Work instruction — Scan the material below for the string "this". Report every line that has it.

The input —

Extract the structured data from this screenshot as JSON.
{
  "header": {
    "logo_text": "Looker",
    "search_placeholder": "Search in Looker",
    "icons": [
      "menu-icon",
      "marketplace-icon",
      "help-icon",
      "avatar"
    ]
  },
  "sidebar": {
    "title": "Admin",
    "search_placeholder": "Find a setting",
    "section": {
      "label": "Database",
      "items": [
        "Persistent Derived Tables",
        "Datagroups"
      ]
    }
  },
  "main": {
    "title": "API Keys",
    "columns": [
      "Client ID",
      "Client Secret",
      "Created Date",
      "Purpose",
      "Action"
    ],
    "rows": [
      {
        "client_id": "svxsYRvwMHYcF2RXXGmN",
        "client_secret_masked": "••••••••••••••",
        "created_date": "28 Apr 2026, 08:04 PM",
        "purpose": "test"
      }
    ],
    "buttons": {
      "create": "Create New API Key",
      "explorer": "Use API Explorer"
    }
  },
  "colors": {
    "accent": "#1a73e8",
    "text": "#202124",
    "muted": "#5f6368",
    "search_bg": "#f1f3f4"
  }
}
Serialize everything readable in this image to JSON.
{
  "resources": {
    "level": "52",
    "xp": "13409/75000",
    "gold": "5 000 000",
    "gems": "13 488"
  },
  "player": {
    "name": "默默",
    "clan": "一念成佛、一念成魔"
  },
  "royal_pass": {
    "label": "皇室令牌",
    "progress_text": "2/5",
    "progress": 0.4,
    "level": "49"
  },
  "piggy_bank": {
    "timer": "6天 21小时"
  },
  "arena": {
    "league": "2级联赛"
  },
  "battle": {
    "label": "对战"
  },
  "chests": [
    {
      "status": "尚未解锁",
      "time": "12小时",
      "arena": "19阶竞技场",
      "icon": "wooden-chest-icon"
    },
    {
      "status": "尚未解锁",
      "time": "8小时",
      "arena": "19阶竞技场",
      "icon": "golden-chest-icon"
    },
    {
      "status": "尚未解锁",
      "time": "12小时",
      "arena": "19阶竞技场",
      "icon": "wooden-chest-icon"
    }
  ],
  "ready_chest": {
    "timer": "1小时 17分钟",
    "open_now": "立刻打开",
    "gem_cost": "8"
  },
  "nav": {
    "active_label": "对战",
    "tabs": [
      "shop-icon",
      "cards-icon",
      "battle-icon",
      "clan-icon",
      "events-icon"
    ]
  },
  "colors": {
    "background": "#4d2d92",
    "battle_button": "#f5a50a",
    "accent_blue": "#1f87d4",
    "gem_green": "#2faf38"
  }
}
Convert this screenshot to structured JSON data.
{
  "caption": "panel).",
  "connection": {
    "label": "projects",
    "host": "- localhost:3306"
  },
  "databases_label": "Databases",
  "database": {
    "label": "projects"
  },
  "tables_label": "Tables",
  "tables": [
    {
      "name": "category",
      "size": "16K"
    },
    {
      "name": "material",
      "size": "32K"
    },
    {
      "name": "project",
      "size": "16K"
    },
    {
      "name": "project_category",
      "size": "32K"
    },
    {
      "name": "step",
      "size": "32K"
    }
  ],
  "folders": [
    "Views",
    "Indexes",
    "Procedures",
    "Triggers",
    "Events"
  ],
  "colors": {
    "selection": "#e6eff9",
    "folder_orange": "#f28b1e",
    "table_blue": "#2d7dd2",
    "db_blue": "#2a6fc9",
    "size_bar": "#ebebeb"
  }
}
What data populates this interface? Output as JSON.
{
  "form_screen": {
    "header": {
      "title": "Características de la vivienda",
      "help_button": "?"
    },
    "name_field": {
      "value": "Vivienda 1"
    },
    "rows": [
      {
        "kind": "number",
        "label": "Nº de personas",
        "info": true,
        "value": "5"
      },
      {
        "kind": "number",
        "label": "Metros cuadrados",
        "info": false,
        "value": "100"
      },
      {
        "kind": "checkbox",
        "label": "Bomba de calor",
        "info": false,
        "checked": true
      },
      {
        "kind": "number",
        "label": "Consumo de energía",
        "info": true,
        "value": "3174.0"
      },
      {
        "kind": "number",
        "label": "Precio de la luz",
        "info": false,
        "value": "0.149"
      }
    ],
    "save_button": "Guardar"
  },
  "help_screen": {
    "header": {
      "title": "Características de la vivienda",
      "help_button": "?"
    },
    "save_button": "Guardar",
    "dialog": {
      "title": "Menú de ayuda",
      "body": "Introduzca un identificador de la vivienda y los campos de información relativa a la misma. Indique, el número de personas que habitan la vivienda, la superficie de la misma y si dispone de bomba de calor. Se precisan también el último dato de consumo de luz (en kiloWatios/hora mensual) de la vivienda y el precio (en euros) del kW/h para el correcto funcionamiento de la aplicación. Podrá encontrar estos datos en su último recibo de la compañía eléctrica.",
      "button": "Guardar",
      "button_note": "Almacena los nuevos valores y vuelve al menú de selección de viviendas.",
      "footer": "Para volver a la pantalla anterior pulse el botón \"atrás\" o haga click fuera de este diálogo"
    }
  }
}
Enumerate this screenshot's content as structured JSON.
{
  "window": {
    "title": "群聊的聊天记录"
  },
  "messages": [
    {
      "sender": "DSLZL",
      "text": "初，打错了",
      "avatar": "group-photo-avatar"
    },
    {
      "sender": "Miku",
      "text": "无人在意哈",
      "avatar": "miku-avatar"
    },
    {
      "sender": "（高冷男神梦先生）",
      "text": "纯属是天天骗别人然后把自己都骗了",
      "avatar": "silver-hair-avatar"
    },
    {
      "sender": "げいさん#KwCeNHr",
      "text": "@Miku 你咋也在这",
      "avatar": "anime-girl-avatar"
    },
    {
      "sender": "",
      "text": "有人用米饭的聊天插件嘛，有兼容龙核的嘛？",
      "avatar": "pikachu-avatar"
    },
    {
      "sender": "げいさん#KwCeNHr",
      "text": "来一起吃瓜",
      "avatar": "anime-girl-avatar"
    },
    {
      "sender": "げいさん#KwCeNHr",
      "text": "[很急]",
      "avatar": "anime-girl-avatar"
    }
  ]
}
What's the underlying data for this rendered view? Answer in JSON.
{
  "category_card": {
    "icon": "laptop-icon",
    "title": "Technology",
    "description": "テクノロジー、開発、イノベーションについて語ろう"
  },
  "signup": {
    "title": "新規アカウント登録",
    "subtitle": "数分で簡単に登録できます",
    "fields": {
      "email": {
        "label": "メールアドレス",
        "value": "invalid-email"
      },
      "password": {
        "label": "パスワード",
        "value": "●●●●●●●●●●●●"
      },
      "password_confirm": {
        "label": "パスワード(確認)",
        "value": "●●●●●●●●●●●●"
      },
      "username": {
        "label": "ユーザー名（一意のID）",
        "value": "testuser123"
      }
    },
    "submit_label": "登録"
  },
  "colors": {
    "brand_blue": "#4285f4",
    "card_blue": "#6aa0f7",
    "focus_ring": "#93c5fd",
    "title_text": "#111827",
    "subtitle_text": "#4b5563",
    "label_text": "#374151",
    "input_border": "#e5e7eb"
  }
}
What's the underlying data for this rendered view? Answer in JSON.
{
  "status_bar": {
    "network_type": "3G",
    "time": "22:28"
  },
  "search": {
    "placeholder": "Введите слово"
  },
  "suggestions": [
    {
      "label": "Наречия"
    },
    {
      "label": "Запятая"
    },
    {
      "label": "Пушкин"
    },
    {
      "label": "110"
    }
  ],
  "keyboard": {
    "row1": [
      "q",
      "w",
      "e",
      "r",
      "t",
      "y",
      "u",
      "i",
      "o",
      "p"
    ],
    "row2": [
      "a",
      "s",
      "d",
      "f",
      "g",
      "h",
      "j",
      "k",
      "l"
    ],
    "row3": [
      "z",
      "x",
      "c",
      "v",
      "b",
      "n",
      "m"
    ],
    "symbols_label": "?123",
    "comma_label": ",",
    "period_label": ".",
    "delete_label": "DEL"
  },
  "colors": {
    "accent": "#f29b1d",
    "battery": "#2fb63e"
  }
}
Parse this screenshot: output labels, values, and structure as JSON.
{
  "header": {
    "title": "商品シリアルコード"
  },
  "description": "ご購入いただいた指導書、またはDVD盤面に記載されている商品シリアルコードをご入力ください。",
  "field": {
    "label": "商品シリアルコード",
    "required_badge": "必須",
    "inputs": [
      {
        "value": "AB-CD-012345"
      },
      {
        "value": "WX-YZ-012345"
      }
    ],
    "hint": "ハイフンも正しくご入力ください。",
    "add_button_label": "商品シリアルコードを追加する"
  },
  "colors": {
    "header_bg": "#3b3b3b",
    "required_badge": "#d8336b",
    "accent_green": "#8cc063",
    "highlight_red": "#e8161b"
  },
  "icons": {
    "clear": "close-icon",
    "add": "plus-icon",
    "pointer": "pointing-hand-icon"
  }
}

Reply —
Extract the structured data from this screenshot as JSON.
Serialize everything readable in this image to JSON.
Convert this screenshot to structured JSON data.
What data populates this interface? Output as JSON.
Enumerate this screenshot's content as structured JSON.
What's the underlying data for this rendered view? Answer in JSON.
What's the underlying data for this rendered view? Answer in JSON.
Parse this screenshot: output labels, values, and structure as JSON.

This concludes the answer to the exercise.